This is my first blog of the New Year. I pray everyone involved in my life in any way will have a great 2015. Yesterday morning I spoke at the chapel service at the school my sons attend. I challenged the students to strive to improve themselves in 2015. I laid out a simple plan for them to follow that would help them improve as believers in Christ. As I was driving home, led by the Holy Spirit, I did an inventory of my life the last few years. I checked to see if I had improved. I pondered if I developed an attitude that I had arrived at a place where I didn’t need to improve. The message at chapel and the inventory I performed on my own life is the impetus for this blog.
The title seems to be confusing but it really is not. As believers we should be content but we should never be satisfied. There is a subtle difference in these two concepts as I understand them.
1) The Bible teaches we are to be content.
Philippians 4:11 says, “I don’t say this out of need, for I have learned to be content in whatever circumstances I am.” In this most familiar passage Paul is speaking of being content regardless of his material possessions. If he received a gift from the Philippians or not he would be content. If he had extra money or barely enough goods to sustain him Paul would be content.
I Timothy 6:6-8 reads, “But godliness with contentment is a great gain. For we brought nothing into the world, and we can take nothing out. But if we have food and clothing, we will be content with these.” Paul is addressing the issue that some men full of pride have seen godliness as a means of gaining material wealth. Even in the first century we see the prosperity gospel was being preached. Paul says of these prosperity teachers they are conceited, thinking they know something when they really know nothing. Paul teaches that Godliness with contentment is great gain.
One more passage that deals with contentment that happens to be one of my favorites is Proverbs 30:8, “Keep falsehood and deceitful words far from me. Give me neither poverty nor wealth; feed me with the food I need.”
It is clear from God’s Word contentment in the life of the believer is dependent upon God. Wherever we are in our lives we desire for our lives what God desires for our lives. We may be on the bottom rung of a long ladder in life we are trying to climb; we may be nowhere near the dreams and aspirations we have for ourselves but we can still be content for God’s desires are our desires and as His disciples we trust Him. He is the One in control of our lives. That means one pursuing a dream of being a fine chef may have to wash dishes in a kitchen for a while. A devout follower of Christ will do so with contentment for he knows God is in control of his life.

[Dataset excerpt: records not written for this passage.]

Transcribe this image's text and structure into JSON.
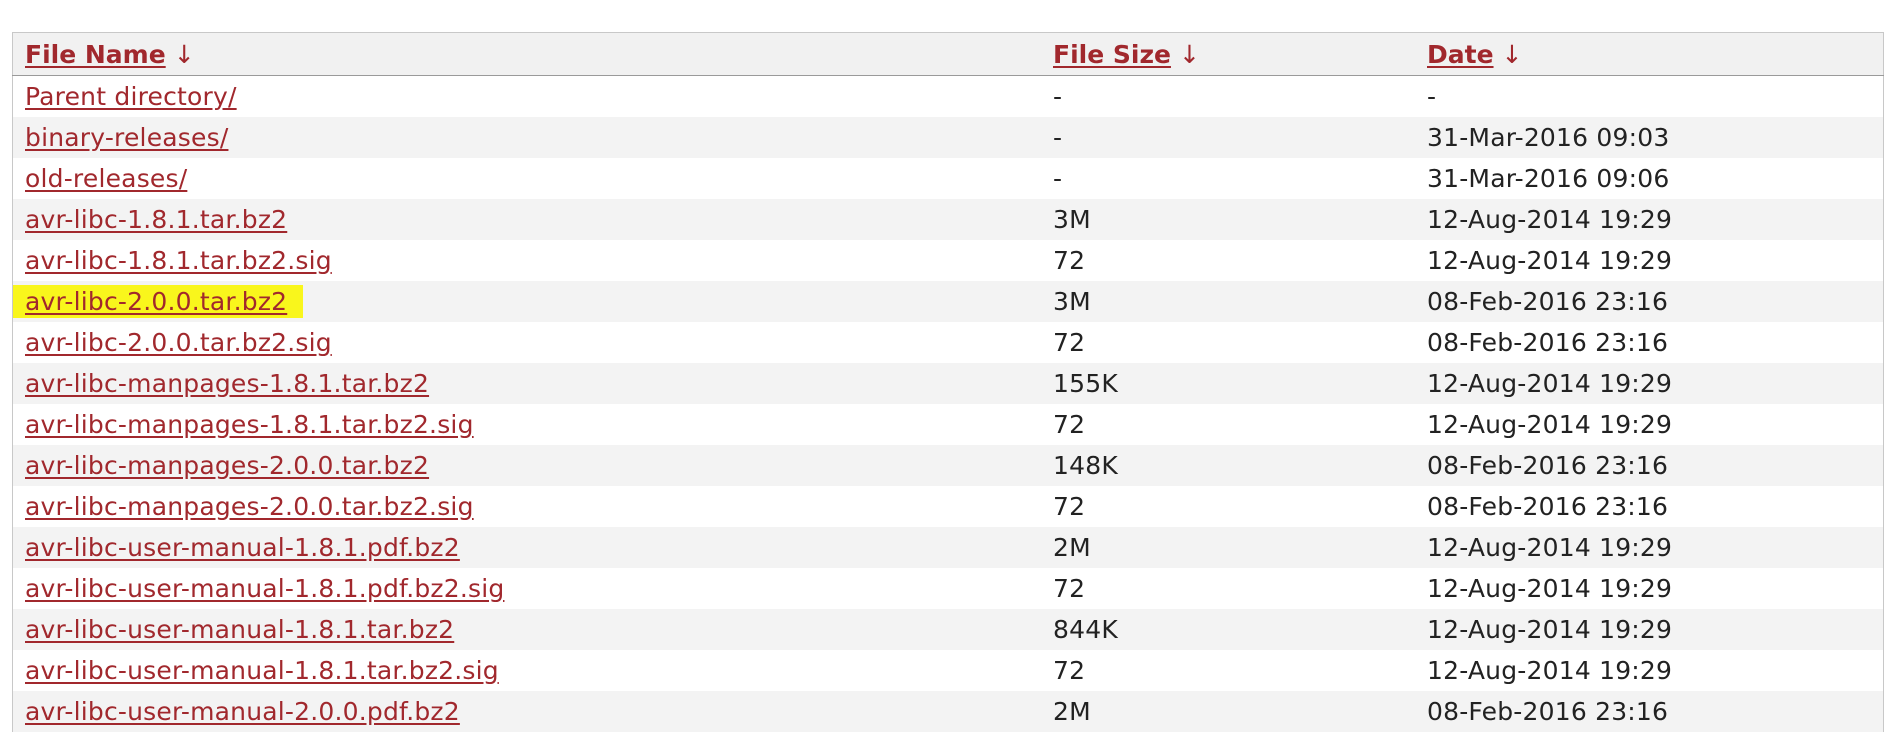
{
  "table": {
    "headers": {
      "name": "File Name",
      "size": "File Size",
      "date": "Date",
      "sort_arrow": "↓"
    },
    "highlight_color": "#f9f61c",
    "link_color": "#a1282d",
    "rows": [
      {
        "name": "Parent directory/",
        "size": "-",
        "date": "-"
      },
      {
        "name": "binary-releases/",
        "size": "-",
        "date": "31-Mar-2016 09:03"
      },
      {
        "name": "old-releases/",
        "size": "-",
        "date": "31-Mar-2016 09:06"
      },
      {
        "name": "avr-libc-1.8.1.tar.bz2",
        "size": "3M",
        "date": "12-Aug-2014 19:29"
      },
      {
        "name": "avr-libc-1.8.1.tar.bz2.sig",
        "size": "72",
        "date": "12-Aug-2014 19:29"
      },
      {
        "name": "avr-libc-2.0.0.tar.bz2",
        "size": "3M",
        "date": "08-Feb-2016 23:16",
        "highlighted": true
      },
      {
        "name": "avr-libc-2.0.0.tar.bz2.sig",
        "size": "72",
        "date": "08-Feb-2016 23:16"
      },
      {
        "name": "avr-libc-manpages-1.8.1.tar.bz2",
        "size": "155K",
        "date": "12-Aug-2014 19:29"
      },
      {
        "name": "avr-libc-manpages-1.8.1.tar.bz2.sig",
        "size": "72",
        "date": "12-Aug-2014 19:29"
      },
      {
        "name": "avr-libc-manpages-2.0.0.tar.bz2",
        "size": "148K",
        "date": "08-Feb-2016 23:16"
      },
      {
        "name": "avr-libc-manpages-2.0.0.tar.bz2.sig",
        "size": "72",
        "date": "08-Feb-2016 23:16"
      },
      {
        "name": "avr-libc-user-manual-1.8.1.pdf.bz2",
        "size": "2M",
        "date": "12-Aug-2014 19:29"
      },
      {
        "name": "avr-libc-user-manual-1.8.1.pdf.bz2.sig",
        "size": "72",
        "date": "12-Aug-2014 19:29"
      },
      {
        "name": "avr-libc-user-manual-1.8.1.tar.bz2",
        "size": "844K",
        "date": "12-Aug-2014 19:29"
      },
      {
        "name": "avr-libc-user-manual-1.8.1.tar.bz2.sig",
        "size": "72",
        "date": "12-Aug-2014 19:29"
      },
      {
        "name": "avr-libc-user-manual-2.0.0.pdf.bz2",
        "size": "2M",
        "date": "08-Feb-2016 23:16"
      }
    ]
  }
}
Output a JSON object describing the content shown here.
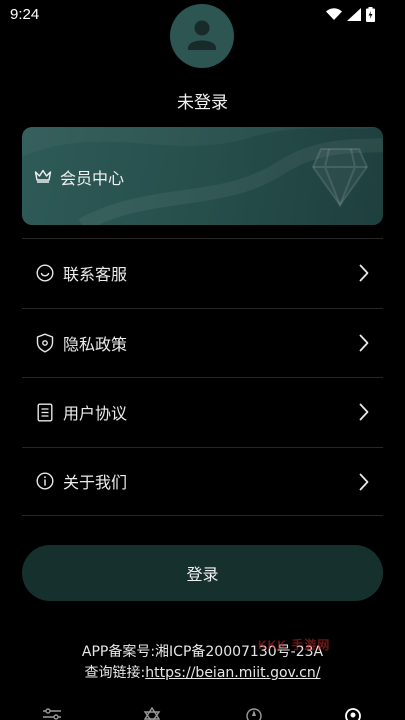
{
  "status_bar": {
    "time": "9:24",
    "icons": [
      "wifi-icon",
      "signal-icon",
      "battery-icon"
    ]
  },
  "profile": {
    "login_state": "未登录",
    "avatar_icon": "user-avatar-icon"
  },
  "member_card": {
    "label": "会员中心",
    "icon": "crown-icon",
    "decoration": "diamond-icon",
    "accent": "#2e5a57"
  },
  "menu": {
    "items": [
      {
        "label": "联系客服",
        "icon": "smile-icon"
      },
      {
        "label": "隐私政策",
        "icon": "shield-icon"
      },
      {
        "label": "用户协议",
        "icon": "document-icon"
      },
      {
        "label": "关于我们",
        "icon": "info-icon"
      }
    ]
  },
  "login_button": {
    "label": "登录"
  },
  "footer": {
    "icp_line": "APP备案号:湘ICP备20007130号-23A",
    "query_prefix": "查询链接:",
    "query_link": "https://beian.miit.gov.cn/",
    "watermark": "KKK 手游网"
  },
  "bottom_nav": {
    "items": [
      "sliders-icon",
      "star-of-david-icon",
      "compass-icon",
      "profile-icon"
    ]
  },
  "colors": {
    "background": "#000000",
    "card": "#2e5a57",
    "button": "#16302e",
    "divider": "#262626"
  }
}
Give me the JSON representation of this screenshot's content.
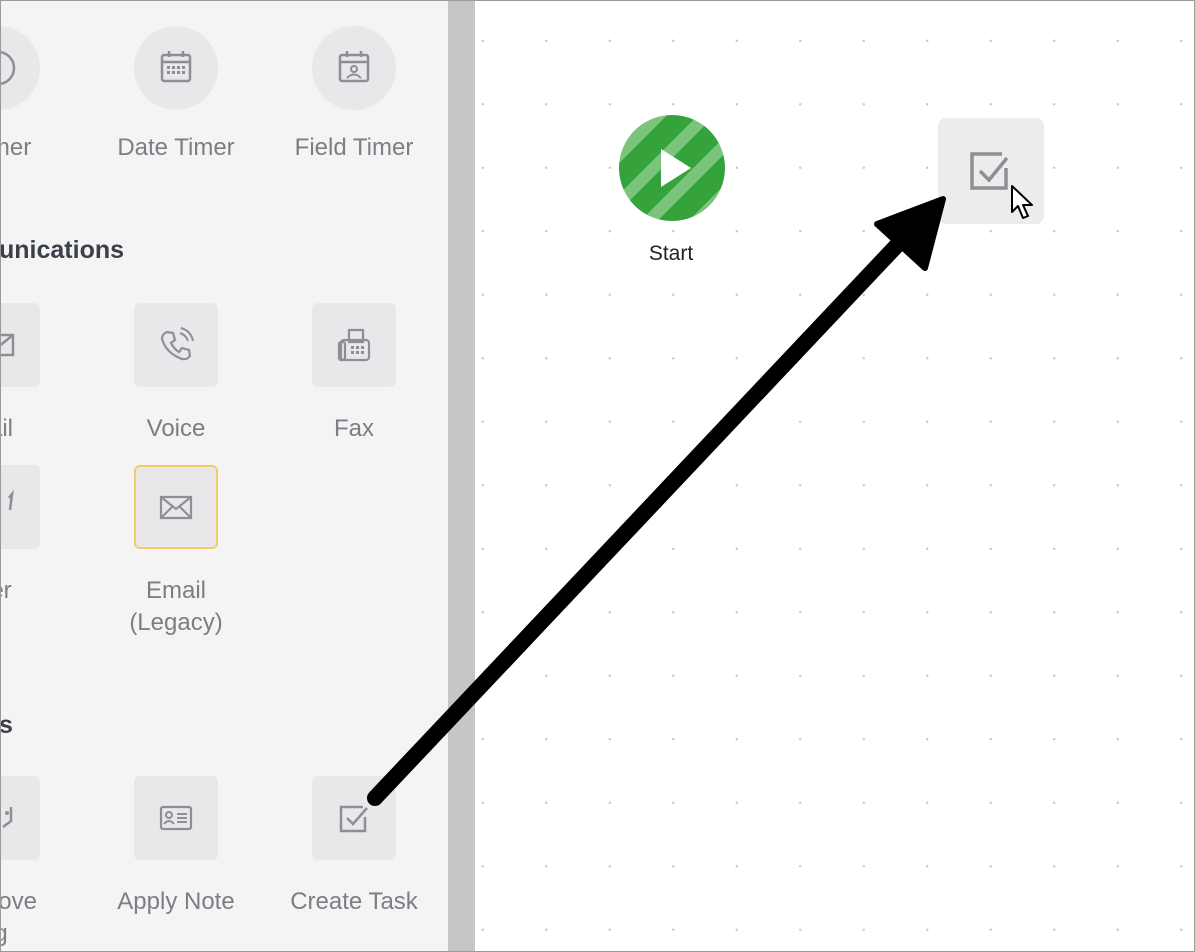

So in a nutshell contentment is accepting where God has placed us in life while trusting He is in control.
II. The Bible also teaches we are not to be satisfied.
By this I mean we are not to be satisfied with ourselves. The Apostle Paul was speaking of spiritual maturity when he penned Philippians 3:13,”Brothers, I do not consider myself to have taken hold of it. But one thing I do: Forgetting what is behind and reaching forward to what is ahead.” Paul realized that regardless of where he was in his spiritual maturity he could always improve. He could grow more in the Lord. I am going to assume if Paul needed to grow in the Lord none of us have reached maturity.
I am afraid often we become satisfied with ourselves. This not only happens to believers in our walk with Christ but it happens to people in every walk of life. I had a teacher in high school who in 1983 was using the same lesson plan book from 1977. I saw the date on her book. Years later, as an adult, I realized what this meant. She had not changed in over 6 years. Doctors, lawyers, school teachers, accountants, mechanics and most certainly preachers should never be satisfied with who we are. A satisfied person quits dreaming. A satisfied person quits striving. Often a satisfied person simply goes through the motions.
Peter’s last words recorded for us in his second letter was, “But grow in the grace and knowledge of our Lord and Savior Jesus Christ. To Him be the glory both now and to the day of eternity. Amen,” II Peter 3:18. Peter, led by the Spirit, chose to end his instructions to believers by reminding us to grow in the grace and knowledge of our Lord and Savior Jesus Christ. Peter knew about growing. He once denied Christ 3 times but by the time he writes this second epistle he is willing to be crucified for Jesus. He had grown in the grace and knowledge of Jesus and he desired all believers to grow as well.
So in a nutshell satisfaction, in this instance, means to be pleased with yourself and see no greater purpose for your life than right now. God has saved us all to do great works to glorify His name. None of us who are believers should be satisfied with what we are doing for our King.
My goal for 2015 is to be content in God while never being satisfied with myself. By the way, when I finished the review of my life to see if I had improved any the last few years …….I wept.